CORRUPTION – FANNIE MAE DRAWS SCRUTINY: Financial Times reports "Fannie Mae's compensation of top executives is drawing closer scrutiny from both regulators and lawmakers amid concerns that incentives may have encouraged overly aggressive bookkeeping. The Office of Federal Housing Enterprise Oversight is examining the housing finance company's 'earnings per share challenge option grants' as part of a broader investigation of its accounting methods, according to people familiar with the matter." Fannie Mae has ties to Treasury Department inspector general John Snow, who the NYT reports is under review for his ownership of Fannie Mae debt "during a period when he was seeking to toughen regulation" of the company.

OFFENSIVE CONSERVATIVE QUOTE OF THE DAY: "Should -- why would Al Gore associate with a group that is that left wing and that radical? What if he spoke before the Klan? Would that -- would we not hold him in judgment for that?" - Sean Hannity, 5/26/04, comparing political activist group to the KKK.

NATIONAL SECURITY – GET OFF MY TURF: The WSJ reports, there's a turf war simmering between the Justice Department and the Department of Homeland Security over who "should act as the nation's main terrorism warning bell." This week, Attorney General John Ashcroft gave the Homeland Security office little advance notice he would be issuing a terror warning Wednesday. "Moreover, Homeland Security officials believed the information being used by Justice, much of which had been known for some time, was not new or specific enough to merit an announcement or other action." Why it's important to resolve this spat and soon: the confusion and lack of consensus "sends mixed signals that undermine the credibility of the terror-alert system and the government's ability to make people vigilant."

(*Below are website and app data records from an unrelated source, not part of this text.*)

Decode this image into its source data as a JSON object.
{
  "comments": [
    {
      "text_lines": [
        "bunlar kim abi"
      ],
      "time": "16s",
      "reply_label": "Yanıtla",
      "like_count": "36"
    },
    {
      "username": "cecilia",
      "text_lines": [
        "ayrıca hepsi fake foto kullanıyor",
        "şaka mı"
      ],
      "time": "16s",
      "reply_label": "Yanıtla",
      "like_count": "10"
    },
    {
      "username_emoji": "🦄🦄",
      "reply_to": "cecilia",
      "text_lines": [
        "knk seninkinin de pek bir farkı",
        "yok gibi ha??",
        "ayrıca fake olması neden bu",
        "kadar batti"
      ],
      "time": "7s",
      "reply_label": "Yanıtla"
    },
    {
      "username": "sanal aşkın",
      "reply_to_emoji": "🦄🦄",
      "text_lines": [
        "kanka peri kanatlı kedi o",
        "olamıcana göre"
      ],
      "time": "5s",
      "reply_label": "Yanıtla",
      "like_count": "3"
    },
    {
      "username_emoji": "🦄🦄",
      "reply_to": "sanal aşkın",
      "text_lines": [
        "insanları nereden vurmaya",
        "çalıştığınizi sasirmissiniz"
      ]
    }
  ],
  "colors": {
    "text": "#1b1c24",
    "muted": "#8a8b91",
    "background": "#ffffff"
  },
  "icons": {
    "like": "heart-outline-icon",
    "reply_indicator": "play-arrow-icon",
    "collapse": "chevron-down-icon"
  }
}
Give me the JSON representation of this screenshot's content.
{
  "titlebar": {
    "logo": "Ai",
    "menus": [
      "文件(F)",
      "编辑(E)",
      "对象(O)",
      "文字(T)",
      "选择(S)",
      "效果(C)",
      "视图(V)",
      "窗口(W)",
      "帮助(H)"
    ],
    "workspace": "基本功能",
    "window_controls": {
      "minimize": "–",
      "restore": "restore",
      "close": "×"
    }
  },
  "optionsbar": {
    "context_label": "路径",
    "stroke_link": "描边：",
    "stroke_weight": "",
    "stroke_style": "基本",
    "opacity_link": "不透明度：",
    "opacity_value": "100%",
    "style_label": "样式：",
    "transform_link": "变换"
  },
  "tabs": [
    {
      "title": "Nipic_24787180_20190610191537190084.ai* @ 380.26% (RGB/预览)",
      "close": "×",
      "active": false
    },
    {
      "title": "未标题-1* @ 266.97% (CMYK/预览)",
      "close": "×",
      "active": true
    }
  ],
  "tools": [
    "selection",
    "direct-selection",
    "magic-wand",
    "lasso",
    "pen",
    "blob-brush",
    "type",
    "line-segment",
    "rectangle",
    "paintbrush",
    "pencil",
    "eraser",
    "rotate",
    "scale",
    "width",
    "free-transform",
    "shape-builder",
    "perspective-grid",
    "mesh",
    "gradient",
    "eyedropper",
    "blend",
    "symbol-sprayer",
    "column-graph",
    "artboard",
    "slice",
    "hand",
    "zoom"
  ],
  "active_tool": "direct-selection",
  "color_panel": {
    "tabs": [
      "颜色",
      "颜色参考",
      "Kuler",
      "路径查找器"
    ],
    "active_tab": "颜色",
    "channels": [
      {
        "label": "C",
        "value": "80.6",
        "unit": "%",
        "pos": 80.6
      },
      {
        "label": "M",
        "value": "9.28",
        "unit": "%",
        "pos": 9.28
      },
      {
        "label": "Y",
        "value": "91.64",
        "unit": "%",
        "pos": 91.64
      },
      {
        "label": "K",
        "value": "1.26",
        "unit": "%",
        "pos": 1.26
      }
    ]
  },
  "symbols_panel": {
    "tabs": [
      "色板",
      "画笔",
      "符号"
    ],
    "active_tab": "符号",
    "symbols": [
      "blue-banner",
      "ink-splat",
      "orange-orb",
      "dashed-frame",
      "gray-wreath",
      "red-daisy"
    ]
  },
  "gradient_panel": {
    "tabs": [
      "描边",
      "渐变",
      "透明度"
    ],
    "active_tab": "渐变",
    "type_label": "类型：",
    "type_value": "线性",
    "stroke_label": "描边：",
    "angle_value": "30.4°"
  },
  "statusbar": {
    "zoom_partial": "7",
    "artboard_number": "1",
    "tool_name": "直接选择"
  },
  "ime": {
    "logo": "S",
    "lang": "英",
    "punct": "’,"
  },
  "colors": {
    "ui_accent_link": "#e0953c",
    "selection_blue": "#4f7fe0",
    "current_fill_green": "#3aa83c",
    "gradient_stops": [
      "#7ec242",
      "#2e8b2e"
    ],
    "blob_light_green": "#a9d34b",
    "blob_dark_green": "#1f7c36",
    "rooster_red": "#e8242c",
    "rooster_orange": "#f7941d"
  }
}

PRIVACY – BIG BROTHER IS WATCHING: The Washington Times reports, "Numerous federal government agencies are collecting and sifting through massive amounts of personal information, including credit reports, credit-card purchases and other financial data, posing new privacy concerns, according to the General Accounting Office (GAO)." Of the 128 federal agencies the GAO surveyed, "52 are using, or planning to implement, 199 data-mining programs, with 131 already operational." Earlier this year, "the most widely reported data-mining project — the Pentagon's Total Information Awareness (TIA) program — was shut down by Congress because of widespread privacy fears. The project sought to use credit-card, medical and travel records to search for terrorists and was dubbed by privacy advocates as a 'supersnoop' system to spy on Americans."